Across the Soviet science system, scientists "skillfully employed the resources of their professional culture to show the party bureaucrats an image they wanted to see" by deploying "three major rhetorical techniques developed and tested during the 1930s: the juxtaposition of 'us' and 'them,' the use of 'criticism and self-criticism,' and the invocation of 'founding fathers'" (p.218). Re the third technique, the Cold War meant that such founding fathers all had to be "native" (p.223).

Ultimately, Krementsov argues, outside of agriculture, the Michurinist revision was illusory, or in his terminology "rhetorical" (p.239). Mainly, "resolutions named persons who had already been dismissed by the Central Committee"; others had a good chance of keeping their jobs. And some "Mendelists" found safe havens in practical labs (p.240). One geneticist, who headed a department that had been liquidated, appealed to Stalin by emphasizing "the possible military importance of genetics work with microbes"—and "the letter proved effective" (p.252).

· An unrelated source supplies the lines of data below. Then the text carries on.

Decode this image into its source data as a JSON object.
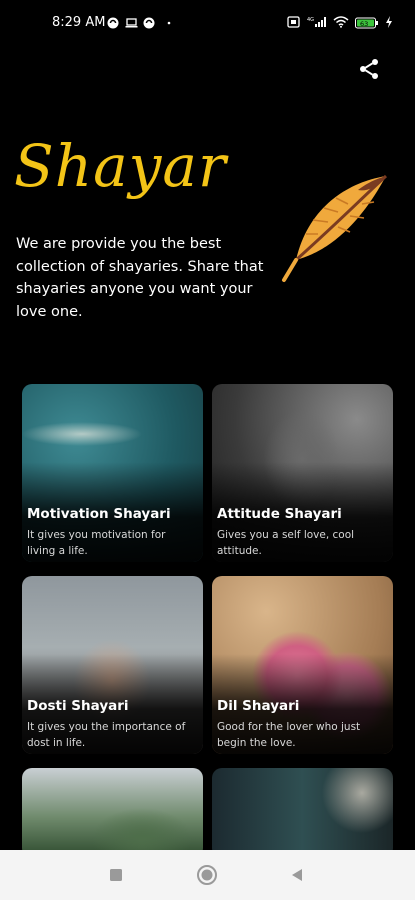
{
  "status_bar": {
    "time": "8:29 AM",
    "left_icons": [
      "whatsapp-icon",
      "laptop-icon",
      "whatsapp-icon",
      "dot-icon"
    ],
    "right_icons": [
      "sim-icon",
      "signal-icon",
      "wifi-icon",
      "battery-icon",
      "charging-icon"
    ],
    "battery_level": "63"
  },
  "header": {
    "share_icon": "share-icon"
  },
  "hero": {
    "title": "Shayar",
    "description": "We are provide you the best collection of shayaries. Share that shayaries anyone you want your love one.",
    "accent_color": "#f3c417",
    "image_icon": "feather-icon"
  },
  "categories": [
    {
      "title": "Motivation Shayari",
      "desc": "It gives you motivation for living a life."
    },
    {
      "title": "Attitude Shayari",
      "desc": "Gives you a self love, cool attitude."
    },
    {
      "title": "Dosti Shayari",
      "desc": "It gives you the importance of dost in life."
    },
    {
      "title": "Dil Shayari",
      "desc": "Good for the lover who just begin the love."
    }
  ],
  "nav_bar": {
    "icons": [
      "recents-square-icon",
      "home-circle-icon",
      "back-triangle-icon"
    ]
  }
}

Krementsov wraps up in Chapter 9, "The Realities of Stalinist Science: Careereism and Institutional Rivalry," Krementsov overviews how Lysenko became a model for accumulating personal and professional power (p.254).

Overall, this book helped me to understand the Soviet scientific milieu much better, and I'll be consulting this review frequently to help me contextualize the writings of Soviet psychologists at different points. It has already helped me to better understand the context behind a book I reviewed recently. If you're interested in Soviet science, trying to understand Soviet psychology's development, or just interested in the dangers of partisan science, definitely pick it up.

(catching up)

I haven't blogged in a few weeks due to the semester break, but I've been reading steadily and am planning to post a few reviews over the next week. As you might expect, these readings will primarily have to do with Soviet psychology and the Soviet milieu that impacted it. These will include:

  • Krementsov's Stalinist Science
  • Rosenthal's New Myth, New World: From Nietzsche to Stalinism
  • Brozek and Slobin's 1972 collection Psychology in the USSR: An Historical Perspective, consisting of translations of articles written by Soviet psychologists to commemorate the Revolution's 50th anniversary in 1967
  • Rahmani's 1973 overview, Soviet Psychology
  • Lewin's A Dynamic Theory of Personality. Lewin, who corresponded with Vygotsky and sent his students to work with the Vygotsky Circle, published this book in 1935, the year after Vygotsky's death.
Meanwhile I'm plowing through Cole & Maltzman's mammoth 1969 collection A handbook of contemporary Soviet psychology. It'll take a few more days to get through, even though I'm reading opportunistically. It's all fascinating, and I'll try to make the book reviews fascinating too.